**Task to carry out**
Consider the entries below. Count the lines holding the string "HCOB" and state the number only.

Source records:
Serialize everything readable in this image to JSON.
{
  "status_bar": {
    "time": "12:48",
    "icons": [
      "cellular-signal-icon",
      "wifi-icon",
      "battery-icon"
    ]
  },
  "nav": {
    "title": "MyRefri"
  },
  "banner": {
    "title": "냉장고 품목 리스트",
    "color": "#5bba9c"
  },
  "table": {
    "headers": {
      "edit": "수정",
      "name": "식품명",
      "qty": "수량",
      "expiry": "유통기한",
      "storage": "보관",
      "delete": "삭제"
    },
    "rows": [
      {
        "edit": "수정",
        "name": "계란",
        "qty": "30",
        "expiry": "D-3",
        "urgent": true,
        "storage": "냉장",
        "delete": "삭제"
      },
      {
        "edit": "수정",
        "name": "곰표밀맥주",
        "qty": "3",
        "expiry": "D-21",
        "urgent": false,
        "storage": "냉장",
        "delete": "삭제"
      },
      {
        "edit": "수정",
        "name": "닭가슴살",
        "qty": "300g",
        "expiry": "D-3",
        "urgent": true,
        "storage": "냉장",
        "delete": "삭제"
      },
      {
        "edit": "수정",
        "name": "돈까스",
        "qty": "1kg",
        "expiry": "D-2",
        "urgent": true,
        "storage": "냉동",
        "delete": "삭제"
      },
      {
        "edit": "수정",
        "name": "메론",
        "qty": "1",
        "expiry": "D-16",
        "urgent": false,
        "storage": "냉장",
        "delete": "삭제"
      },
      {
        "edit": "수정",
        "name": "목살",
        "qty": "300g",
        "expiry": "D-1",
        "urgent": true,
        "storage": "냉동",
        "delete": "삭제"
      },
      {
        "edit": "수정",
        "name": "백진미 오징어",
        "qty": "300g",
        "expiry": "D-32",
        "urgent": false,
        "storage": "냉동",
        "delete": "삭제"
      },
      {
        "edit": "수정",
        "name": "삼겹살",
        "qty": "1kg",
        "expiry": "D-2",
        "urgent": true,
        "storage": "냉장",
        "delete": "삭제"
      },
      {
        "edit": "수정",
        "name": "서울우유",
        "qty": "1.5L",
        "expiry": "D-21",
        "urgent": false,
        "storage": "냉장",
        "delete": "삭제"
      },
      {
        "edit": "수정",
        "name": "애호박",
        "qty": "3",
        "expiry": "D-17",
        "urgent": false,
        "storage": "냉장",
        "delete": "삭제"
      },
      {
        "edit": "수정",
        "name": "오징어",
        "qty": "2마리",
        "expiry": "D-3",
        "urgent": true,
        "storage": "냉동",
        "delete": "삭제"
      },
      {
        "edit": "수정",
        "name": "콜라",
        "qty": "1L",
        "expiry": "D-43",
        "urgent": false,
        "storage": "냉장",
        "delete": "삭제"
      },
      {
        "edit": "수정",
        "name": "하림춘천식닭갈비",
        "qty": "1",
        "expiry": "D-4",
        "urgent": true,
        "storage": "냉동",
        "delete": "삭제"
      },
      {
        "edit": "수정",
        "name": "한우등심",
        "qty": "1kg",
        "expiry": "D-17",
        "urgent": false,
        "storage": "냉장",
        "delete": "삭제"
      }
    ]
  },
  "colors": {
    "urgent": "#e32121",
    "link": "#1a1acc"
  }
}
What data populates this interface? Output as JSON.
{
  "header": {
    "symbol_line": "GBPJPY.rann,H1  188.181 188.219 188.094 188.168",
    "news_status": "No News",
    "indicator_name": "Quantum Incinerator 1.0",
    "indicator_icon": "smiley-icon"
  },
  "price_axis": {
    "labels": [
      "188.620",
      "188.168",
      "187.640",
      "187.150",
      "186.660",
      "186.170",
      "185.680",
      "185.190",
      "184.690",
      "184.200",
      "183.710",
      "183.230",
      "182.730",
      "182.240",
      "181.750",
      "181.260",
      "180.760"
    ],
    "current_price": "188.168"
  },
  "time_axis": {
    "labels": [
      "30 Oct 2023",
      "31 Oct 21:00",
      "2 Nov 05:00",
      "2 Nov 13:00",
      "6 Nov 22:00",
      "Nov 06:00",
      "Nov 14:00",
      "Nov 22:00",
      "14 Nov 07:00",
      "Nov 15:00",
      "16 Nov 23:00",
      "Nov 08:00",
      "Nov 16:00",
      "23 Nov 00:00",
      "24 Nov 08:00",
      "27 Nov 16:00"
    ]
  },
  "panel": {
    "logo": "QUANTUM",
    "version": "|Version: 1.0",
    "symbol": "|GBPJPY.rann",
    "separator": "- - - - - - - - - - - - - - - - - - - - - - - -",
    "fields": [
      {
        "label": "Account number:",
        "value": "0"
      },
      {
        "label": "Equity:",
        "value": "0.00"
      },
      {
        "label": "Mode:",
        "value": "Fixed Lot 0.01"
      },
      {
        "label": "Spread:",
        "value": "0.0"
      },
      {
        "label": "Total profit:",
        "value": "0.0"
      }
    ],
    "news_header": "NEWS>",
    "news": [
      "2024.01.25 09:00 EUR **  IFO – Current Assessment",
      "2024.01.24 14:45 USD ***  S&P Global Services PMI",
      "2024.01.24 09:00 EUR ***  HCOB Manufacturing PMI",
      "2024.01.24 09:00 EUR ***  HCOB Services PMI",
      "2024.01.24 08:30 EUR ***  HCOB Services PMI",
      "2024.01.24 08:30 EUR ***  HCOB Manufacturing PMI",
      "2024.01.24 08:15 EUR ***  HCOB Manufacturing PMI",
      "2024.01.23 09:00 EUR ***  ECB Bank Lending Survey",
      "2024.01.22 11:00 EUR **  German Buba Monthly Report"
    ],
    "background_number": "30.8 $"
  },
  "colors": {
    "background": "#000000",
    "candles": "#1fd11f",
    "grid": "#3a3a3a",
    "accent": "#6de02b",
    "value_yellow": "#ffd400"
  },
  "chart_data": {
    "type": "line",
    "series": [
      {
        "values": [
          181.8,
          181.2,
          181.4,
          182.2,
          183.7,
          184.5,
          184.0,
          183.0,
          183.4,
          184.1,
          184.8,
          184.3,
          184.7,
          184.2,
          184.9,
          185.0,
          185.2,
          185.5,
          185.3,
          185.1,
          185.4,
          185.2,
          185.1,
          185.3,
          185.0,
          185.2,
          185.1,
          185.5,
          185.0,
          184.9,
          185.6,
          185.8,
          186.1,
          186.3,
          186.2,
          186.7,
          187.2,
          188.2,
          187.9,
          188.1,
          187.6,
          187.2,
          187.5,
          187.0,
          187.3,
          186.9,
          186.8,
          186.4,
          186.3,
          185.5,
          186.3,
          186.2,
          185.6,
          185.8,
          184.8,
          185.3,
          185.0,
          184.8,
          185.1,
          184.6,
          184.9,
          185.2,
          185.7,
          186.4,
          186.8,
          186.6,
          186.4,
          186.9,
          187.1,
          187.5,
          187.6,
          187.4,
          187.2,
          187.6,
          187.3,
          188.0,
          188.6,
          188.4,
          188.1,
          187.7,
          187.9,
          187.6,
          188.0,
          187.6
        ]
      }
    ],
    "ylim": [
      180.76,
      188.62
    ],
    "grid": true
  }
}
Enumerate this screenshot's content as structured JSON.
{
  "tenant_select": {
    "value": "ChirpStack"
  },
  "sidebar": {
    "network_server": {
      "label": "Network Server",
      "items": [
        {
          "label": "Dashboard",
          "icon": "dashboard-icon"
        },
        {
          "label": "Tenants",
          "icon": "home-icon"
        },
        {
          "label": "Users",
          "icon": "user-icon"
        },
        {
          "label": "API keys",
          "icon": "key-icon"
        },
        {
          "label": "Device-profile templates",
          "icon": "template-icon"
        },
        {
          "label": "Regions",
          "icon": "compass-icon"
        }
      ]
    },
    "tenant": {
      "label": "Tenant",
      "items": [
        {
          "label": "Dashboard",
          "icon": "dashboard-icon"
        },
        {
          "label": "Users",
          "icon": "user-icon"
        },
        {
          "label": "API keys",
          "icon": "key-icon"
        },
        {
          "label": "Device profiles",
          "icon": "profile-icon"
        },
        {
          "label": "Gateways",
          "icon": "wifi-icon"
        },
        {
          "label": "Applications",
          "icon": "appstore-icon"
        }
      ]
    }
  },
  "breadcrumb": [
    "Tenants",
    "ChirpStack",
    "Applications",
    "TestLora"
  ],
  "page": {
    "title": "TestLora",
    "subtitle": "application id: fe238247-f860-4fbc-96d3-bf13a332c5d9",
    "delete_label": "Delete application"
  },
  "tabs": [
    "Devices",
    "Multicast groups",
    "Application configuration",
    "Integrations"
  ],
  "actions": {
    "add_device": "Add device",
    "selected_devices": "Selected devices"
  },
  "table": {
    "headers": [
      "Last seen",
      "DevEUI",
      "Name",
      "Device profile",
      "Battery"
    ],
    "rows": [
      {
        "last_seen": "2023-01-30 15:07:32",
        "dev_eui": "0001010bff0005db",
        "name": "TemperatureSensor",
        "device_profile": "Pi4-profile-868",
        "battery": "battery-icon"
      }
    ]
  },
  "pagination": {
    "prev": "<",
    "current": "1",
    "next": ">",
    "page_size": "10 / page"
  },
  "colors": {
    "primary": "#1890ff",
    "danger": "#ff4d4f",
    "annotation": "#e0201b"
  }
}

**Output**
5